» Task to complete: Could you write out the records exactly as they are given?

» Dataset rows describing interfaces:
- Opening Delimiter -
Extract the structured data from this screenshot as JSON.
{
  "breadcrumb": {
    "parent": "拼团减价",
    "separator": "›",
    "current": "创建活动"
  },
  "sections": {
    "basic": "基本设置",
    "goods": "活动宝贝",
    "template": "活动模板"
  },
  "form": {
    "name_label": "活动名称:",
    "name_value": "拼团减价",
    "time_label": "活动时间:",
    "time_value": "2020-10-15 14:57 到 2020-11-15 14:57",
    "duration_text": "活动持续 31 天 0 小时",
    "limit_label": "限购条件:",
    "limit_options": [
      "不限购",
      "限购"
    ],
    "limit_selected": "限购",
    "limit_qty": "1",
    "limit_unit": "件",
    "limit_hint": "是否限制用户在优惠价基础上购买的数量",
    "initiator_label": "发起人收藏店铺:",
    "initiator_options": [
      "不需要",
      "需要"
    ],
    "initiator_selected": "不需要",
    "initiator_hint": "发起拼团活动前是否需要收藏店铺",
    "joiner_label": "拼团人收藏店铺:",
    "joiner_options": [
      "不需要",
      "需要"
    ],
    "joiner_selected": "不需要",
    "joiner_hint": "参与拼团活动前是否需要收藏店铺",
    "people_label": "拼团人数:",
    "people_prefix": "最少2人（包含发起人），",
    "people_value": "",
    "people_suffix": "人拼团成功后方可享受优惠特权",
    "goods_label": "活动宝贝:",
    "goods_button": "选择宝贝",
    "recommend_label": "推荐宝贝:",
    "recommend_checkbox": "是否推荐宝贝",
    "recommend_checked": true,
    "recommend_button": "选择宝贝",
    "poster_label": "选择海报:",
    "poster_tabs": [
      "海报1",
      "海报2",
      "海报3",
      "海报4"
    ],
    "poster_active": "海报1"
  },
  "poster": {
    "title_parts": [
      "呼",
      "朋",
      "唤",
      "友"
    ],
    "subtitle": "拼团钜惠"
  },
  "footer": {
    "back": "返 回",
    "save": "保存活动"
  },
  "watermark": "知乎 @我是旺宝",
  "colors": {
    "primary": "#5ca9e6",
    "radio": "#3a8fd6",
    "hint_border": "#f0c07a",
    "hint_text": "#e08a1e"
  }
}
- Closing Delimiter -
» Output of the exercise:
Extract the structured data from this screenshot as JSON.
{
  "breadcrumb": {
    "parent": "拼团减价",
    "separator": "›",
    "current": "创建活动"
  },
  "sections": {
    "basic": "基本设置",
    "goods": "活动宝贝",
    "template": "活动模板"
  },
  "form": {
    "name_label": "活动名称:",
    "name_value": "拼团减价",
    "time_label": "活动时间:",
    "time_value": "2020-10-15 14:57 到 2020-11-15 14:57",
    "duration_text": "活动持续 31 天 0 小时",
    "limit_label": "限购条件:",
    "limit_options": [
      "不限购",
      "限购"
    ],
    "limit_selected": "限购",
    "limit_qty": "1",
    "limit_unit": "件",
    "limit_hint": "是否限制用户在优惠价基础上购买的数量",
    "initiator_label": "发起人收藏店铺:",
    "initiator_options": [
      "不需要",
      "需要"
    ],
    "initiator_selected": "不需要",
    "initiator_hint": "发起拼团活动前是否需要收藏店铺",
    "joiner_label": "拼团人收藏店铺:",
    "joiner_options": [
      "不需要",
      "需要"
    ],
    "joiner_selected": "不需要",
    "joiner_hint": "参与拼团活动前是否需要收藏店铺",
    "people_label": "拼团人数:",
    "people_prefix": "最少2人（包含发起人），",
    "people_value": "",
    "people_suffix": "人拼团成功后方可享受优惠特权",
    "goods_label": "活动宝贝:",
    "goods_button": "选择宝贝",
    "recommend_label": "推荐宝贝:",
    "recommend_checkbox": "是否推荐宝贝",
    "recommend_checked": true,
    "recommend_button": "选择宝贝",
    "poster_label": "选择海报:",
    "poster_tabs": [
      "海报1",
      "海报2",
      "海报3",
      "海报4"
    ],
    "poster_active": "海报1"
  },
  "poster": {
    "title_parts": [
      "呼",
      "朋",
      "唤",
      "友"
    ],
    "subtitle": "拼团钜惠"
  },
  "footer": {
    "back": "返 回",
    "save": "保存活动"
  },
  "watermark": "知乎 @我是旺宝",
  "colors": {
    "primary": "#5ca9e6",
    "radio": "#3a8fd6",
    "hint_border": "#f0c07a",
    "hint_text": "#e08a1e"
  }
}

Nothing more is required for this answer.